## Provided material
□ □ □ □ □ □ □
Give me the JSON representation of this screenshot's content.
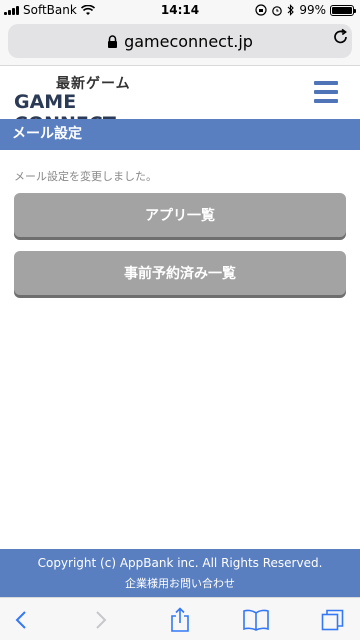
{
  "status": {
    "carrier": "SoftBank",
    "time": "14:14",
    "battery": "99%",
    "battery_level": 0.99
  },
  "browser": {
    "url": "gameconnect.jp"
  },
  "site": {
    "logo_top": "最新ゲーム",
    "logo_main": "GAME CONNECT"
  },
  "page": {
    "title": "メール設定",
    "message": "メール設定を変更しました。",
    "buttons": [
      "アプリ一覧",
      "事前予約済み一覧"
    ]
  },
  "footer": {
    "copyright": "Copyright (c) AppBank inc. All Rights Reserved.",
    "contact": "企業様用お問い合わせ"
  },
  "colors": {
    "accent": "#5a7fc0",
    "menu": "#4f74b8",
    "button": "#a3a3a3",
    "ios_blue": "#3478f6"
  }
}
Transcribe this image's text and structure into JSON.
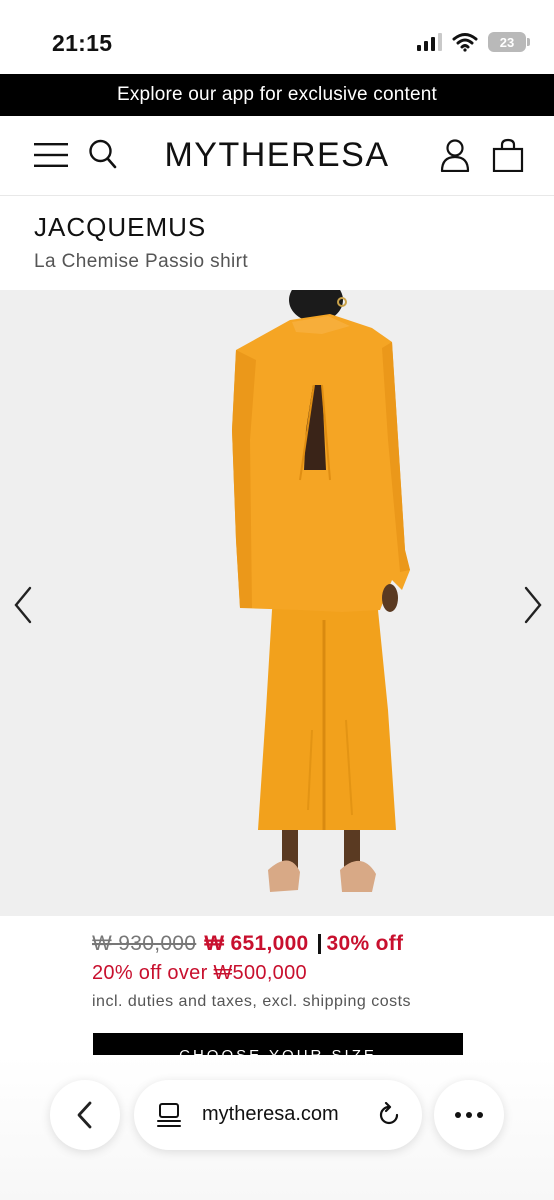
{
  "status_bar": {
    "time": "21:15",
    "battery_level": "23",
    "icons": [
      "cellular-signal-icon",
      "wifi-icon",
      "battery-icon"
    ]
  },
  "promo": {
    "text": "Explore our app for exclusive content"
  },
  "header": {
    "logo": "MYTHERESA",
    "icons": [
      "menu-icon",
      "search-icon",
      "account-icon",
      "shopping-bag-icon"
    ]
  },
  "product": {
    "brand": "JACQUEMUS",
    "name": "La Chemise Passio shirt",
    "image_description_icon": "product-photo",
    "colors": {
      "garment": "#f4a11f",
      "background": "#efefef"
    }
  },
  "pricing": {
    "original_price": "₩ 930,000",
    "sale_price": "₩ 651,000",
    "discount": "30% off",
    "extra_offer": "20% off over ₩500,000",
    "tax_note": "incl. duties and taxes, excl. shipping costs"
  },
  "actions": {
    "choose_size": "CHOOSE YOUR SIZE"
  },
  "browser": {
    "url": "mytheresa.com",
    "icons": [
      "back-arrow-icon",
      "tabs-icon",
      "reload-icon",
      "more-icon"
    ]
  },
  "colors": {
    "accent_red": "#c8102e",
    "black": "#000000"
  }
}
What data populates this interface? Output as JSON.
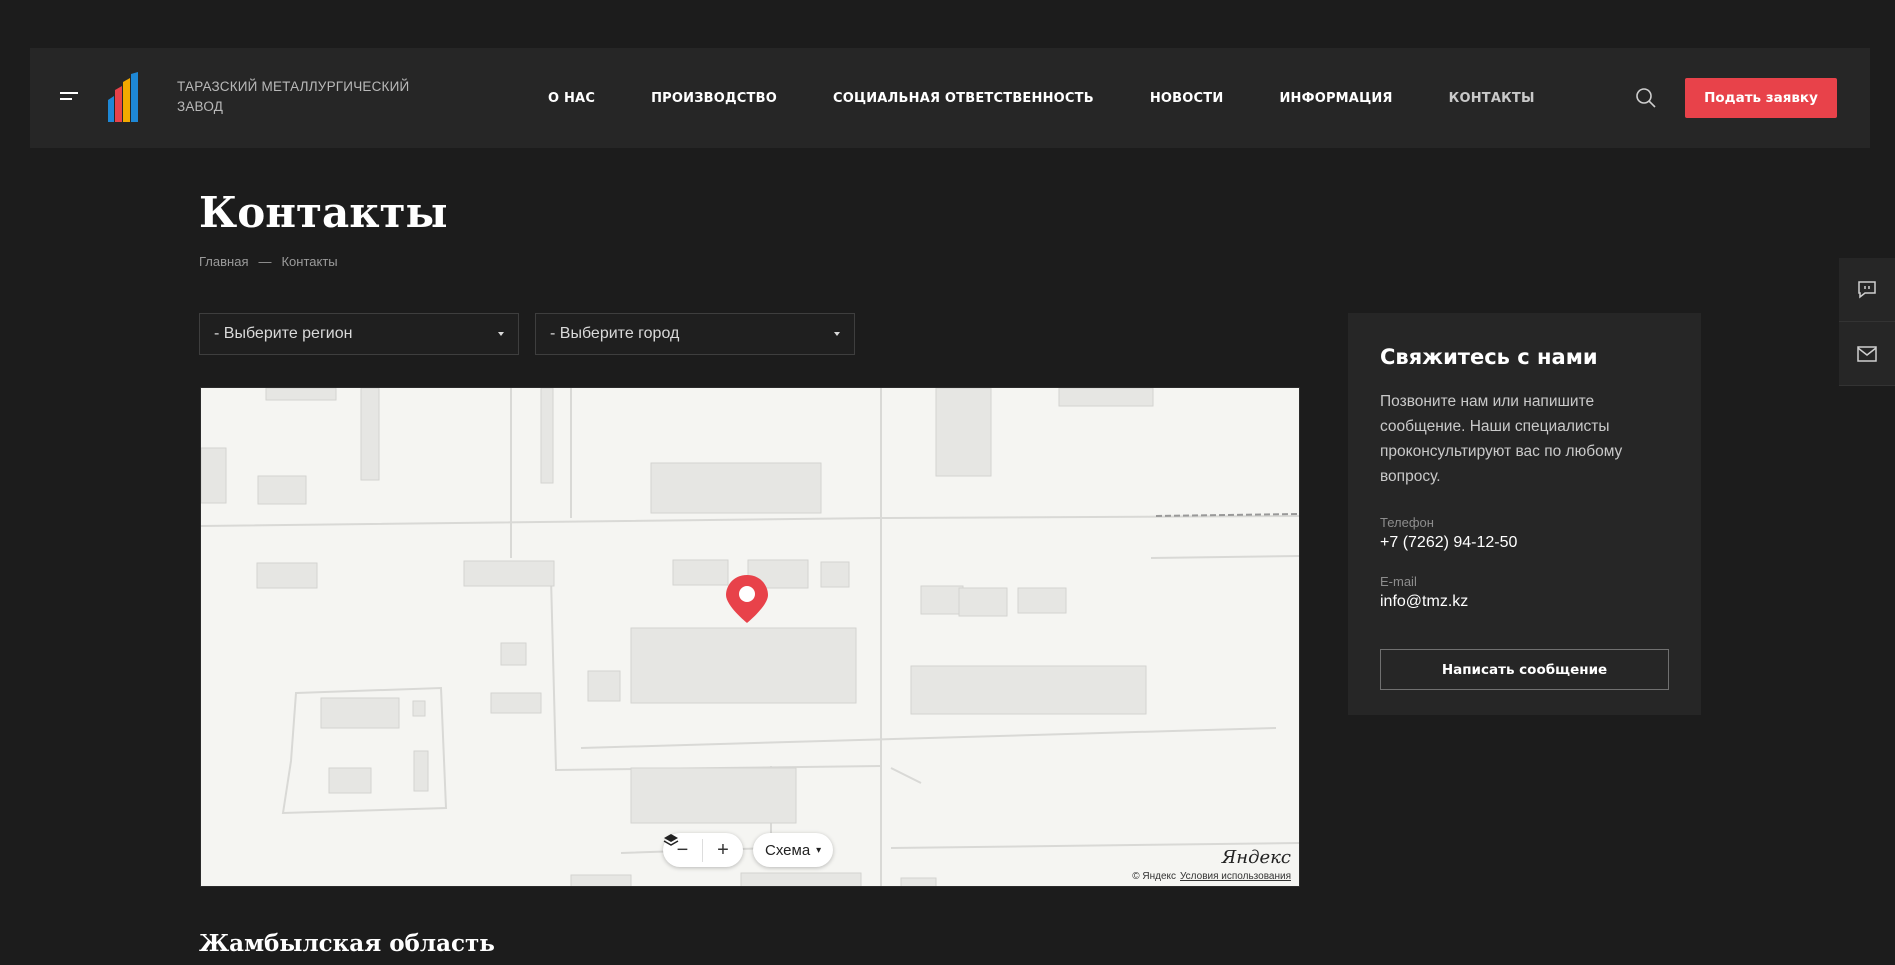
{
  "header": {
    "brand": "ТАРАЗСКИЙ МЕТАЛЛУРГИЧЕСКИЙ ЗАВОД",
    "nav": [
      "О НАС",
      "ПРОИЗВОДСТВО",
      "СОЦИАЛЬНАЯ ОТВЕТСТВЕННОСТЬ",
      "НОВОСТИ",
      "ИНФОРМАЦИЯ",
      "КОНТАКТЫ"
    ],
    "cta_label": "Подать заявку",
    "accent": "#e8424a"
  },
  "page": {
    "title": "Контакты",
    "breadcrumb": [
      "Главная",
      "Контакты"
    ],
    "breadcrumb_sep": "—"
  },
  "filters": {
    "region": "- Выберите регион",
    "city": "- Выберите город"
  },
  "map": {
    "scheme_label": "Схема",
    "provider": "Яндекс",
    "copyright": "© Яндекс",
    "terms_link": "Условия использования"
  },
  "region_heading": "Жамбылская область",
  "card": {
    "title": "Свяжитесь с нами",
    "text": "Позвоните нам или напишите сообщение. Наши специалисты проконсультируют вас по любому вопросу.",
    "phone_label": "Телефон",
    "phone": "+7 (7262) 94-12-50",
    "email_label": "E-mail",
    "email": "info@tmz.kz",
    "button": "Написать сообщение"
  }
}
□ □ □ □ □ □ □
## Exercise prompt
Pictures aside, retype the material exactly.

## Output for this exercise
Give me the JSON representation of this screenshot's content.
{
  "status": {
    "carrier": "SoftBank",
    "time": "14:14",
    "battery": "99%",
    "battery_level": 0.99
  },
  "browser": {
    "url": "gameconnect.jp"
  },
  "site": {
    "logo_top": "最新ゲーム",
    "logo_main": "GAME CONNECT"
  },
  "page": {
    "title": "メール設定",
    "message": "メール設定を変更しました。",
    "buttons": [
      "アプリ一覧",
      "事前予約済み一覧"
    ]
  },
  "footer": {
    "copyright": "Copyright (c) AppBank inc. All Rights Reserved.",
    "contact": "企業様用お問い合わせ"
  },
  "colors": {
    "accent": "#5a7fc0",
    "menu": "#4f74b8",
    "button": "#a3a3a3",
    "ios_blue": "#3478f6"
  }
}
Transcribe this image's text and structure into JSON.
{
  "status_bar": {
    "time": "21:15",
    "battery_level": "23",
    "icons": [
      "cellular-signal-icon",
      "wifi-icon",
      "battery-icon"
    ]
  },
  "promo": {
    "text": "Explore our app for exclusive content"
  },
  "header": {
    "logo": "MYTHERESA",
    "icons": [
      "menu-icon",
      "search-icon",
      "account-icon",
      "shopping-bag-icon"
    ]
  },
  "product": {
    "brand": "JACQUEMUS",
    "name": "La Chemise Passio shirt",
    "image_description_icon": "product-photo",
    "colors": {
      "garment": "#f4a11f",
      "background": "#efefef"
    }
  },
  "pricing": {
    "original_price": "₩ 930,000",
    "sale_price": "₩ 651,000",
    "discount": "30% off",
    "extra_offer": "20% off over ₩500,000",
    "tax_note": "incl. duties and taxes, excl. shipping costs"
  },
  "actions": {
    "choose_size": "CHOOSE YOUR SIZE"
  },
  "browser": {
    "url": "mytheresa.com",
    "icons": [
      "back-arrow-icon",
      "tabs-icon",
      "reload-icon",
      "more-icon"
    ]
  },
  "colors": {
    "accent_red": "#c8102e",
    "black": "#000000"
  }
}
What data populates this interface? Output as JSON.
{
  "header": {
    "brand": "ТАРАЗСКИЙ МЕТАЛЛУРГИЧЕСКИЙ ЗАВОД",
    "nav": [
      "О НАС",
      "ПРОИЗВОДСТВО",
      "СОЦИАЛЬНАЯ ОТВЕТСТВЕННОСТЬ",
      "НОВОСТИ",
      "ИНФОРМАЦИЯ",
      "КОНТАКТЫ"
    ],
    "cta_label": "Подать заявку",
    "accent": "#e8424a"
  },
  "page": {
    "title": "Контакты",
    "breadcrumb": [
      "Главная",
      "Контакты"
    ],
    "breadcrumb_sep": "—"
  },
  "filters": {
    "region": "- Выберите регион",
    "city": "- Выберите город"
  },
  "map": {
    "scheme_label": "Схема",
    "provider": "Яндекс",
    "copyright": "© Яндекс",
    "terms_link": "Условия использования"
  },
  "region_heading": "Жамбылская область",
  "card": {
    "title": "Свяжитесь с нами",
    "text": "Позвоните нам или напишите сообщение. Наши специалисты проконсультируют вас по любому вопросу.",
    "phone_label": "Телефон",
    "phone": "+7 (7262) 94-12-50",
    "email_label": "E-mail",
    "email": "info@tmz.kz",
    "button": "Написать сообщение"
  }
}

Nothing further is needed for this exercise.